● **TRY IT**:
The task calls for each line of the records below in which the word "influences" appears.

---------- RECORDS PROVIDED

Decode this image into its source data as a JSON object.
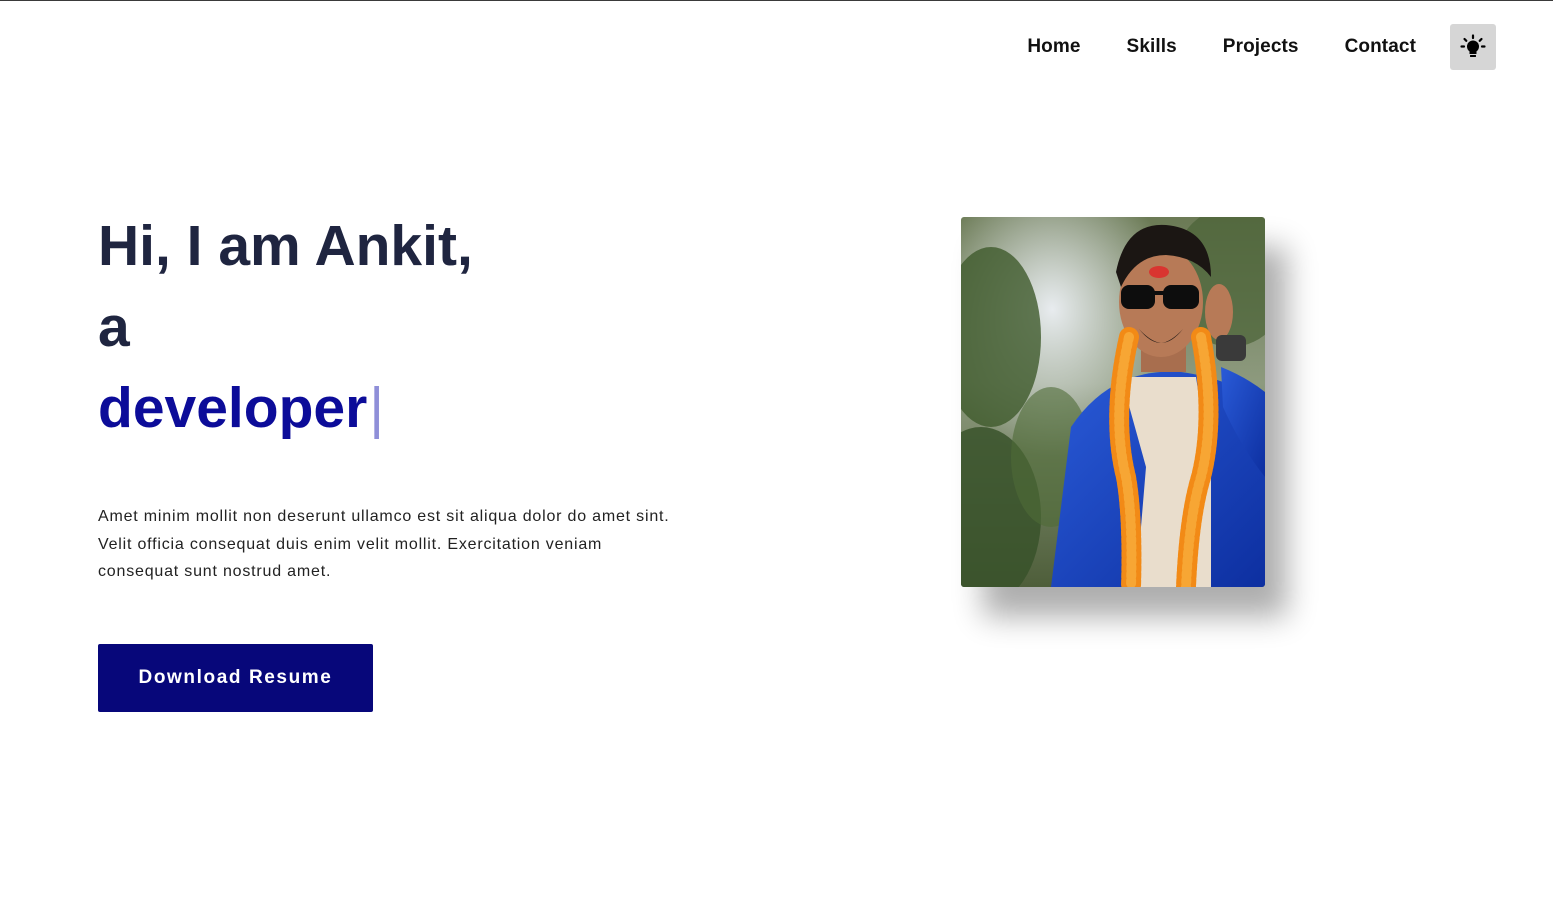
{
  "nav": {
    "items": [
      {
        "label": "Home"
      },
      {
        "label": "Skills"
      },
      {
        "label": "Projects"
      },
      {
        "label": "Contact"
      }
    ],
    "theme_toggle_icon": "lightbulb-icon"
  },
  "hero": {
    "greeting": "Hi, I am Ankit,",
    "article": "a",
    "role": "developer",
    "cursor": "|",
    "description": "Amet minim mollit non deserunt ullamco est sit aliqua dolor do amet sint. Velit officia consequat duis enim velit mollit. Exercitation veniam consequat sunt nostrud amet.",
    "button_label": "Download Resume"
  },
  "colors": {
    "heading": "#1f2540",
    "accent": "#0c0c99",
    "button": "#07077a",
    "toggle_bg": "#d6d6d6"
  }
}
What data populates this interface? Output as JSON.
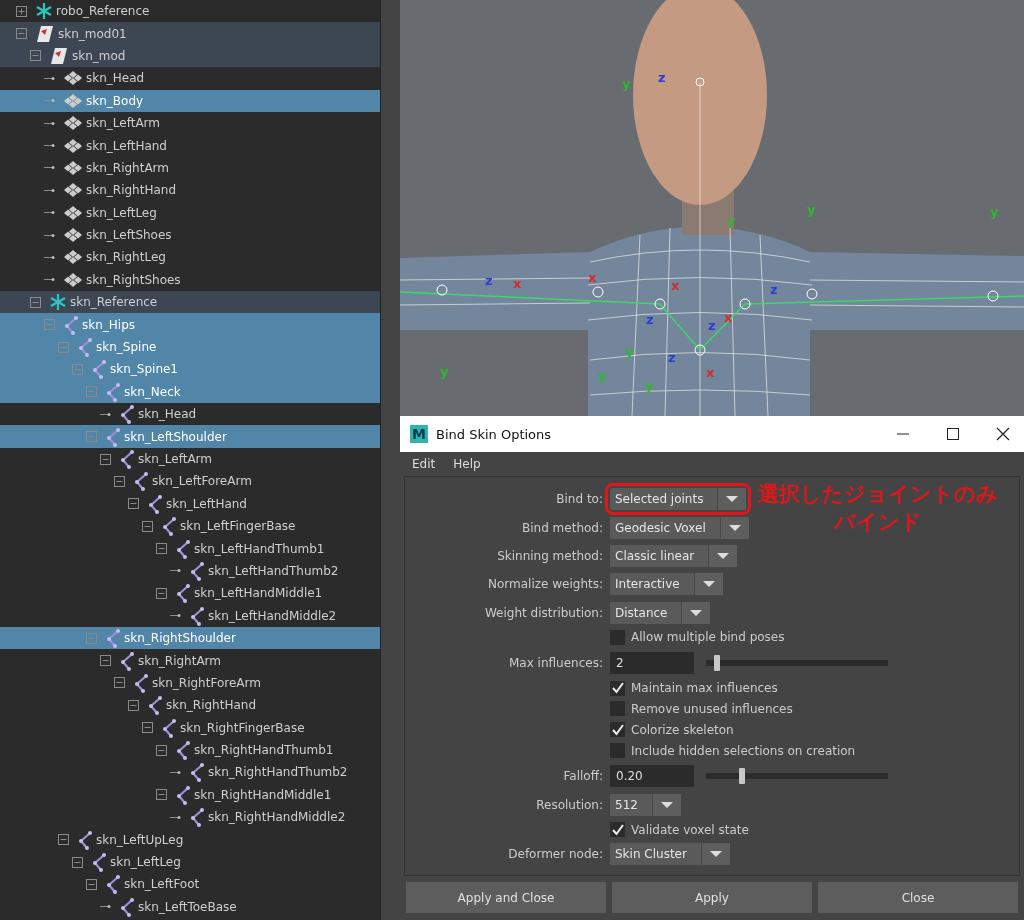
{
  "outliner": {
    "items": [
      {
        "label": "robo_Reference",
        "kind": "reference",
        "selected": false,
        "highlighted": false,
        "expanded": false
      },
      {
        "label": "skn_mod01",
        "kind": "group",
        "selected": false,
        "highlighted": true,
        "expanded": true,
        "children": [
          {
            "label": "skn_mod",
            "kind": "group",
            "selected": false,
            "highlighted": true,
            "expanded": true,
            "children": [
              {
                "label": "skn_Head",
                "kind": "mesh",
                "selected": false,
                "highlighted": false
              },
              {
                "label": "skn_Body",
                "kind": "mesh",
                "selected": true
              },
              {
                "label": "skn_LeftArm",
                "kind": "mesh",
                "selected": false,
                "highlighted": false
              },
              {
                "label": "skn_LeftHand",
                "kind": "mesh",
                "selected": false,
                "highlighted": false
              },
              {
                "label": "skn_RightArm",
                "kind": "mesh",
                "selected": false,
                "highlighted": false
              },
              {
                "label": "skn_RightHand",
                "kind": "mesh",
                "selected": false,
                "highlighted": false
              },
              {
                "label": "skn_LeftLeg",
                "kind": "mesh",
                "selected": false,
                "highlighted": false
              },
              {
                "label": "skn_LeftShoes",
                "kind": "mesh",
                "selected": false,
                "highlighted": false
              },
              {
                "label": "skn_RightLeg",
                "kind": "mesh",
                "selected": false,
                "highlighted": false
              },
              {
                "label": "skn_RightShoes",
                "kind": "mesh",
                "selected": false,
                "highlighted": false
              }
            ]
          },
          {
            "label": "skn_Reference",
            "kind": "reference",
            "selected": false,
            "highlighted": true,
            "expanded": true,
            "children": [
              {
                "label": "skn_Hips",
                "kind": "joint",
                "selected": true,
                "expanded": true,
                "children": [
                  {
                    "label": "skn_Spine",
                    "kind": "joint",
                    "selected": true,
                    "expanded": true,
                    "children": [
                      {
                        "label": "skn_Spine1",
                        "kind": "joint",
                        "selected": true,
                        "expanded": true,
                        "children": [
                          {
                            "label": "skn_Neck",
                            "kind": "joint",
                            "selected": true,
                            "expanded": true,
                            "children": [
                              {
                                "label": "skn_Head",
                                "kind": "joint",
                                "selected": false,
                                "highlighted": false
                              }
                            ]
                          },
                          {
                            "label": "skn_LeftShoulder",
                            "kind": "joint",
                            "selected": true,
                            "expanded": true,
                            "children": [
                              {
                                "label": "skn_LeftArm",
                                "kind": "joint",
                                "selected": false,
                                "highlighted": false,
                                "expanded": true,
                                "children": [
                                  {
                                    "label": "skn_LeftForeArm",
                                    "kind": "joint",
                                    "selected": false,
                                    "highlighted": false,
                                    "expanded": true,
                                    "children": [
                                      {
                                        "label": "skn_LeftHand",
                                        "kind": "joint",
                                        "selected": false,
                                        "highlighted": false,
                                        "expanded": true,
                                        "children": [
                                          {
                                            "label": "skn_LeftFingerBase",
                                            "kind": "joint",
                                            "selected": false,
                                            "highlighted": false,
                                            "expanded": true,
                                            "children": [
                                              {
                                                "label": "skn_LeftHandThumb1",
                                                "kind": "joint",
                                                "selected": false,
                                                "highlighted": false,
                                                "expanded": true,
                                                "children": [
                                                  {
                                                    "label": "skn_LeftHandThumb2",
                                                    "kind": "joint",
                                                    "selected": false,
                                                    "highlighted": false
                                                  }
                                                ]
                                              },
                                              {
                                                "label": "skn_LeftHandMiddle1",
                                                "kind": "joint",
                                                "selected": false,
                                                "highlighted": false,
                                                "expanded": true,
                                                "children": [
                                                  {
                                                    "label": "skn_LeftHandMiddle2",
                                                    "kind": "joint",
                                                    "selected": false,
                                                    "highlighted": false
                                                  }
                                                ]
                                              }
                                            ]
                                          }
                                        ]
                                      }
                                    ]
                                  }
                                ]
                              }
                            ]
                          },
                          {
                            "label": "skn_RightShoulder",
                            "kind": "joint",
                            "selected": true,
                            "expanded": true,
                            "children": [
                              {
                                "label": "skn_RightArm",
                                "kind": "joint",
                                "selected": false,
                                "highlighted": false,
                                "expanded": true,
                                "children": [
                                  {
                                    "label": "skn_RightForeArm",
                                    "kind": "joint",
                                    "selected": false,
                                    "highlighted": false,
                                    "expanded": true,
                                    "children": [
                                      {
                                        "label": "skn_RightHand",
                                        "kind": "joint",
                                        "selected": false,
                                        "highlighted": false,
                                        "expanded": true,
                                        "children": [
                                          {
                                            "label": "skn_RightFingerBase",
                                            "kind": "joint",
                                            "selected": false,
                                            "highlighted": false,
                                            "expanded": true,
                                            "children": [
                                              {
                                                "label": "skn_RightHandThumb1",
                                                "kind": "joint",
                                                "selected": false,
                                                "highlighted": false,
                                                "expanded": true,
                                                "children": [
                                                  {
                                                    "label": "skn_RightHandThumb2",
                                                    "kind": "joint",
                                                    "selected": false,
                                                    "highlighted": false
                                                  }
                                                ]
                                              },
                                              {
                                                "label": "skn_RightHandMiddle1",
                                                "kind": "joint",
                                                "selected": false,
                                                "highlighted": false,
                                                "expanded": true,
                                                "children": [
                                                  {
                                                    "label": "skn_RightHandMiddle2",
                                                    "kind": "joint",
                                                    "selected": false,
                                                    "highlighted": false
                                                  }
                                                ]
                                              }
                                            ]
                                          }
                                        ]
                                      }
                                    ]
                                  }
                                ]
                              }
                            ]
                          }
                        ]
                      }
                    ]
                  },
                  {
                    "label": "skn_LeftUpLeg",
                    "kind": "joint",
                    "selected": false,
                    "highlighted": false,
                    "expanded": true,
                    "children": [
                      {
                        "label": "skn_LeftLeg",
                        "kind": "joint",
                        "selected": false,
                        "highlighted": false,
                        "expanded": true,
                        "children": [
                          {
                            "label": "skn_LeftFoot",
                            "kind": "joint",
                            "selected": false,
                            "highlighted": false,
                            "expanded": true,
                            "children": [
                              {
                                "label": "skn_LeftToeBase",
                                "kind": "joint",
                                "selected": false,
                                "highlighted": false
                              }
                            ]
                          }
                        ]
                      }
                    ]
                  }
                ]
              }
            ]
          }
        ]
      }
    ]
  },
  "viewport": {
    "axis_labels": [
      {
        "text": "y",
        "color": "#2fb82f"
      },
      {
        "text": "z",
        "color": "#2b3fd6"
      },
      {
        "text": "y",
        "color": "#2fb82f"
      },
      {
        "text": "y",
        "color": "#2fb82f"
      },
      {
        "text": "y",
        "color": "#2fb82f"
      },
      {
        "text": "z",
        "color": "#2b3fd6"
      },
      {
        "text": "x",
        "color": "#d62b2b"
      },
      {
        "text": "x",
        "color": "#d62b2b"
      },
      {
        "text": "z",
        "color": "#2b3fd6"
      },
      {
        "text": "x",
        "color": "#d62b2b"
      },
      {
        "text": "z",
        "color": "#2b3fd6"
      },
      {
        "text": "x",
        "color": "#d62b2b"
      },
      {
        "text": "z",
        "color": "#2b3fd6"
      },
      {
        "text": "y",
        "color": "#2fb82f"
      },
      {
        "text": "y",
        "color": "#2fb82f"
      },
      {
        "text": "z",
        "color": "#2b3fd6"
      },
      {
        "text": "y",
        "color": "#2fb82f"
      },
      {
        "text": "y",
        "color": "#2fb82f"
      },
      {
        "text": "x",
        "color": "#d62b2b"
      }
    ]
  },
  "dialog": {
    "logo_letter": "M",
    "title": "Bind Skin Options",
    "menu": [
      "Edit",
      "Help"
    ],
    "rows": [
      {
        "kind": "dropdown",
        "label": "Bind to:",
        "value": "Selected joints",
        "annotated": true
      },
      {
        "kind": "dropdown",
        "label": "Bind method:",
        "value": "Geodesic Voxel",
        "annotated": false
      },
      {
        "kind": "dropdown",
        "label": "Skinning method:",
        "value": "Classic linear",
        "annotated": false
      },
      {
        "kind": "dropdown",
        "label": "Normalize weights:",
        "value": "Interactive",
        "annotated": false
      },
      {
        "kind": "dropdown",
        "label": "Weight distribution:",
        "value": "Distance",
        "annotated": false
      },
      {
        "kind": "checkbox",
        "label": "Allow multiple bind poses",
        "checked": false
      },
      {
        "kind": "slider",
        "label": "Max influences:",
        "value": "2",
        "level": 0.06
      },
      {
        "kind": "checkbox",
        "label": "Maintain max influences",
        "checked": true
      },
      {
        "kind": "checkbox",
        "label": "Remove unused influences",
        "checked": false
      },
      {
        "kind": "checkbox",
        "label": "Colorize skeleton",
        "checked": true
      },
      {
        "kind": "checkbox",
        "label": "Include hidden selections on creation",
        "checked": false
      },
      {
        "kind": "slider",
        "label": "Falloff:",
        "value": "0.20",
        "level": 0.2
      },
      {
        "kind": "dropdown",
        "label": "Resolution:",
        "value": "512",
        "annotated": false
      },
      {
        "kind": "checkbox",
        "label": "Validate voxel state",
        "checked": true
      },
      {
        "kind": "dropdown",
        "label": "Deformer node:",
        "value": "Skin Cluster",
        "annotated": false
      }
    ],
    "annotation": [
      "選択したジョイントのみ",
      "バインド"
    ],
    "buttons": [
      "Apply and Close",
      "Apply",
      "Close"
    ]
  }
}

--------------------

● **RESULT**:
        "label": "Max influences:",
        "label": "Maintain max influences",
        "label": "Remove unused influences",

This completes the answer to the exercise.